The availability of software archives accessible by the Internet, Usenet groups open to contributors, and most importantly, email to permit communication between project originators, contributors, and users, were all necessary for the success of the Linux development model on the scale that Linux itself has achieved. The legal infrastructure of open source combined with the technical infrastructure of the Internet to make this new approach possible.
The Linux development model is obviously not the only one for developing software. It depends on the commitment and knowledge of its user base to succeed. Such users simply may not be available for every type of program. End user applications (such as video games) have been slow to develop under open source or free software development models.
Nonetheless, the Linux development model is useful (and powerful in its applications) for much more than just Linux itself. The same Linux-style development has been used successfully for a large number of programs.
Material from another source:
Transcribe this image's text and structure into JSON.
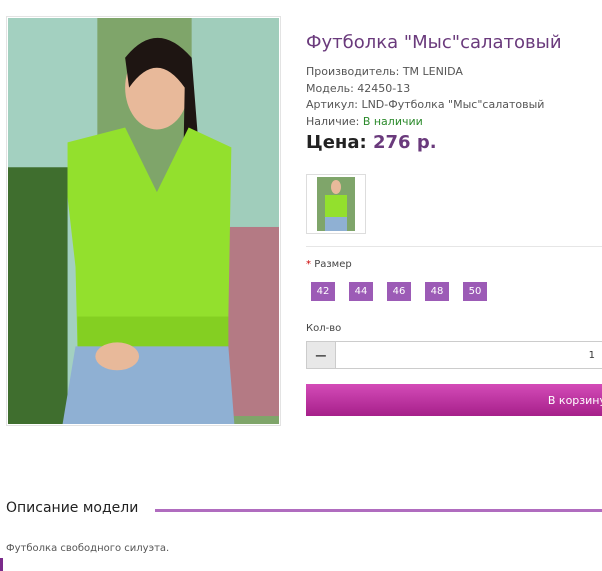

While the choice of a particular license is an important factor, it is far from the only factor in determining the development of any given project. Both Linux and the GNU project's many developments were created under the same license, the GPL. Nonetheless, as just described, they follow very different patterns of development. The circumstances surrounding the development of a project, and, in particular, the personalities of those involved and the technology available to its originators, developers, and users, can have far more to do with the success of a project than the choice of a particular license.
 The very first releases of Linux were released under an open source license of Torvalds' own devising. Torvalds, however, adopted the GPL early on and it has covered every subsequent distribution of Linux.
The open development model may even keep code "open" that the governing license would permit to be closed, by incorporating it into a proprietary license. For example, as described in Chapter 2, the Apache License permits distribution of modified versions under proprietary licenses. In June of 1998, IBM announced that it would ship Apache as part of its WebSphere group of programs and provide continuing enterprise level support for it. As a natural consequence of this adoption, IBM developed its own modifications to the Apache software and distributed them under a license that it had written for this purpose, the IBM Public License. The original Apache license permitted IBM to license its modifications under a proprietary license and not to disclose their source code, and the IBM Public License did nothing to limit its ability to do so. Nonetheless, IBM continued to publish its source code and to freely permit the adoption or modification of its own work. The reason for this was simple. If IBM kept its code proprietary, eventually its version of Apache would depart from the standard Apache version. Future modifications to the standard version would become more difficult to port to IBM's version. IBM would lose the benefits of the open development process for its own version of Apache, as users and potential contributors would have less incentive to contribute bug reports or patches to it particularly when a strong competitor, such as standard Apache, existed in the same marketplace.
 The circumstances surrounding IBM's decision to support Apache are described in rebel code: inside linux and the open source revolution, by Glyn Moody, (Perseus Publishing, 2001) at page 205 and following.
In short, if IBM wanted to remain a contributor to the process (as well as a beneficiary in the fullest sense), it had to contribute, or at least not to keep whatever contributions it had already made to itself. Regardless of the terms of either of the applicable licenses, IBM's or Apache's, to get the full benefits of open source development, IBM had to live by open development rules.